Credit: Martin Brandt/University of Copenhagen<p>There's been an assumption that there's hardly enough vegetation outside of forested areas to be worth counting in areas such as this one. As a result the study represents the first time a significant number of trees — likely in the hundreds of millions when shrubs are subtracted from the overall figure — have been catalogued in the drylands region.</p><p>Members of the university's Department of Computer Science trained a machine-learning module to recognize trees by feeding it thousands of pictures of them. This training left the AI be capable of spotting trees in the tiny details of satellite images supplied by NASA. The task took the AI just hours — it would take a human years to perform an equivalent analysis.</p><p>"This technology has enormous potential when it comes to documenting changes on a global scale and ultimately, in contributing towards global climate goals," says co-author Christian Igel. "It is a motivation for us to develop this type of beneficial artificial intelligence."</p><p>"Indeed," says Brandt says, "I think it marks the beginning of a new scientific era."</p>

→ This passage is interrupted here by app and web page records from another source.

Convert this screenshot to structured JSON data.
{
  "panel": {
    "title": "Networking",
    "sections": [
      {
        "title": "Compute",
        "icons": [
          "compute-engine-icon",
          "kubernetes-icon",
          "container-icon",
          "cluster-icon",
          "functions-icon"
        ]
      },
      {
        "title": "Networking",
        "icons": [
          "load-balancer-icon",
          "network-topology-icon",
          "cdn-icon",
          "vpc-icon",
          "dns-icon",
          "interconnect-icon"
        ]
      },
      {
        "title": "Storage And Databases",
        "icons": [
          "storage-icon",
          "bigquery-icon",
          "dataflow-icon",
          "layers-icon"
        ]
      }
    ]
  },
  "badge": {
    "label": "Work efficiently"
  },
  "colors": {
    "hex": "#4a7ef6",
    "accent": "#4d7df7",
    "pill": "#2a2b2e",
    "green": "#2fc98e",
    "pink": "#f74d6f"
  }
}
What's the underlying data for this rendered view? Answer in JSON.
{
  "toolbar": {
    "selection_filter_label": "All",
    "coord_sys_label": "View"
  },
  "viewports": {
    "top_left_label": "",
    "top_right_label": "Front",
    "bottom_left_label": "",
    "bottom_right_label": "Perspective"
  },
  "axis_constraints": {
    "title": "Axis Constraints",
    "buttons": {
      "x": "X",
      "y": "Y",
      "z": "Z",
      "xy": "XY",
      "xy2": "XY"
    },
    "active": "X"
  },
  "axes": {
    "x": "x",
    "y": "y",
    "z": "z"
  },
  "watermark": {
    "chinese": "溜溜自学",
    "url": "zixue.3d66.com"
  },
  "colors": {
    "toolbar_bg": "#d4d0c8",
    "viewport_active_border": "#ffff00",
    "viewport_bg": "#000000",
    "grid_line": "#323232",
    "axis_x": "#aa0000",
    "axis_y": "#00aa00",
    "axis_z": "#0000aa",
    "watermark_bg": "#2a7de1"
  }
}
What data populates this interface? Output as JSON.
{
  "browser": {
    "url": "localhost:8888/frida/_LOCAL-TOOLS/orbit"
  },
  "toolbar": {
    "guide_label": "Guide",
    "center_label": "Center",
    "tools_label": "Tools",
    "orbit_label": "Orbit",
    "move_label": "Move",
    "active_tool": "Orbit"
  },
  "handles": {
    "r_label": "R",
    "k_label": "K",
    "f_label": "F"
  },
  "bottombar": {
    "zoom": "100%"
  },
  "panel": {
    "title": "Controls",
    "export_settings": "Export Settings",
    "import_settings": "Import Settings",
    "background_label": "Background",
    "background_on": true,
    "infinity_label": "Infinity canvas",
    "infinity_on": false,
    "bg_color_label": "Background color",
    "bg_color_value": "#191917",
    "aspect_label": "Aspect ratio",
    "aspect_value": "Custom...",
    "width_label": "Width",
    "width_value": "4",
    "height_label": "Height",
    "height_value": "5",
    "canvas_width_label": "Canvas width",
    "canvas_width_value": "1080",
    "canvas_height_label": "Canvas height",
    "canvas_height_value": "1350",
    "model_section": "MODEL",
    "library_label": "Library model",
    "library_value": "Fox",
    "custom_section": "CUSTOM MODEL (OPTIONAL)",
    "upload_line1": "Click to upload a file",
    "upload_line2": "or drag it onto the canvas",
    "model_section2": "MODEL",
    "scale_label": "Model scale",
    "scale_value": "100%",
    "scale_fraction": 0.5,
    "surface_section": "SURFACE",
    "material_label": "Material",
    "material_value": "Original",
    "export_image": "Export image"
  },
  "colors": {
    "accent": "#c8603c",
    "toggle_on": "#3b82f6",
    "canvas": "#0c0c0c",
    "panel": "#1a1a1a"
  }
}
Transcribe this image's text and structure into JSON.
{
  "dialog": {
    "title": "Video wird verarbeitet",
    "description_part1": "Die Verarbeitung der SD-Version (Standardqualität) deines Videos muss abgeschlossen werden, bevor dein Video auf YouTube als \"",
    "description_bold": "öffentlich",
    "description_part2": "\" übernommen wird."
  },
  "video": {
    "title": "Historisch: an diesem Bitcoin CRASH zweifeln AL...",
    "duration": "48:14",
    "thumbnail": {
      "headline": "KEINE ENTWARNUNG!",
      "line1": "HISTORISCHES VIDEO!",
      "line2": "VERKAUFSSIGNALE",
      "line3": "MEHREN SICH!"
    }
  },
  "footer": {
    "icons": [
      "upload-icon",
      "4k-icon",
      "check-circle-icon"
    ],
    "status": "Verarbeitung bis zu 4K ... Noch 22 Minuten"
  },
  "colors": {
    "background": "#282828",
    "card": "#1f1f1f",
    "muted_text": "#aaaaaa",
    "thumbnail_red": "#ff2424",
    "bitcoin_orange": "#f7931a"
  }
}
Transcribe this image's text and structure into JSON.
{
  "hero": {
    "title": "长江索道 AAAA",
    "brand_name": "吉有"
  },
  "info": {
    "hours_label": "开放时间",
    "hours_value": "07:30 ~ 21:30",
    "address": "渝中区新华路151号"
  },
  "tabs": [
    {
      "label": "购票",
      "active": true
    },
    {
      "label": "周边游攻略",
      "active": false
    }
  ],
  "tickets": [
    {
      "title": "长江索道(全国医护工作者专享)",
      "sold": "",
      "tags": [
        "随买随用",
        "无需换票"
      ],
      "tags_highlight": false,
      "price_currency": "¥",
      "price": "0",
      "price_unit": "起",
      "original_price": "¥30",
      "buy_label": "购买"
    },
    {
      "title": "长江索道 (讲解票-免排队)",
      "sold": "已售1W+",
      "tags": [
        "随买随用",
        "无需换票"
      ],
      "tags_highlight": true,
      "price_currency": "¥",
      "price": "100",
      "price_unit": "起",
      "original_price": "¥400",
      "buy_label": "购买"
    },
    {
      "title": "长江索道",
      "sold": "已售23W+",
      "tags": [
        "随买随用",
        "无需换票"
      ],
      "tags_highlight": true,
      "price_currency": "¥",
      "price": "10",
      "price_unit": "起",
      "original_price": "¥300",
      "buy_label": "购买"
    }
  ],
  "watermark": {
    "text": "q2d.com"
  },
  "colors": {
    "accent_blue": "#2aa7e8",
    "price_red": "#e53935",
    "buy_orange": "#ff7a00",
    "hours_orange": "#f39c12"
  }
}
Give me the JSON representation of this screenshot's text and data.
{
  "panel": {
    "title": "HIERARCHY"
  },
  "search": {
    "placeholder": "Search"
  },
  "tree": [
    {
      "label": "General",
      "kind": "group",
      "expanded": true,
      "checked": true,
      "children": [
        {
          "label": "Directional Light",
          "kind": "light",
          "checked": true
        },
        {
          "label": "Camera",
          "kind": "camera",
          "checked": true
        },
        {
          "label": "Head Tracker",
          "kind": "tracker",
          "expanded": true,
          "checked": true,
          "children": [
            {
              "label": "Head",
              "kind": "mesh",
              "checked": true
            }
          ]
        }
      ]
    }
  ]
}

Looking ahead and beyond<p>The researchers hope to further refine their AI to provide a more detailed accounting of the trees it identifies in satellite photos.</p><p>The study's senior author, Rasmus Fensholt, says, "we are also interested in using satellites to determine tree species, as tree types are significant in relation to their value to local populations who use wood resources as part of their livelihoods. Trees and their fruit are consumed by both livestock and humans, and when preserved in the fields, trees have a positive effect on crop yields because they improve the balance of water and nutrients."</p><p>Ahead is an expansion of the team's tree hunt to a larger area of Africa, with the long-term goal being the creation of a more comprehensive and accurate global database of trees that grow beyond the boundaries of forests.</p>
Nazi supporters held huge rallies and summer camps for kids throughout the United States in the 1930s.
- During the 1930s, thousands of Americans sympathized with the Nazis, holding huge rallies.
- The rallies were organized by the American German Bund, which wanted to spread Nazi ideology.
- Nazi supporters also organized summer camps for kids to teach them their values.
A Bund parade in New York, October 30, 1939.
Credit: Library of Congress
Credit: Herald Tribune
Postcards from Camp Siegfried